District 43 (map)[edit]

The district includes parts of Berkeley and Charleston counties. Republican incumbent George E. Campsen III is a businessman/attorney. Dist. No. 43 - Berkeley & Charleston Cos.

District 44 (map)[edit]

The district includes parts of Berkeley county. Freshman Republican incumbent Paul G. Campbell, Jr. is a retired Regional President for Alcoa, now a consultant.

District 45 (map)[edit]

The district includes parts of Beaufort, Charleston, Colleton, Hampton and Jasper counties. Democratic incumbent Clementa C. Pinckney is a pastor and student.

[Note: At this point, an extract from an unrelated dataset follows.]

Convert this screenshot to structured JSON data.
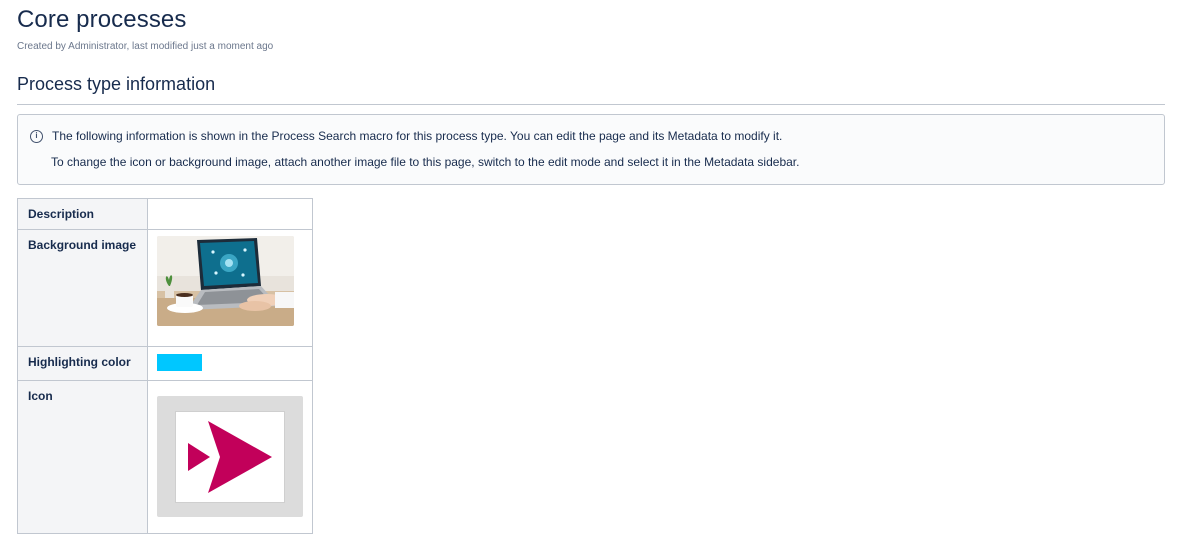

District 46 (map)[edit]

The district includes parts of Beaufort county. Republican incumbent Catherine C. Ceips is a full-time legislator.

See also[edit]

References[edit]

  1. ^ 2008 Republican and Democratic Primary South Carolina State Election Commission
  2. ^ Andrew Sullivan, Malkin Award Nominee The Atlantic, July 22, 2008
  3. ^ [1] USA Today, July 21, 2008
  4. ^ Dan Hoover, Dems not amused by S.C. senator's 'funny' Obama picture Greenville Online, July 23, 2008
  5. ^ RUN-OFF - 2008 Republican and Democratic Primary South Carolina State Election Commission
  6. ^ RECOUNT - 2008 Republican and Democratic Primary South Carolina State Election Commission

External links[edit]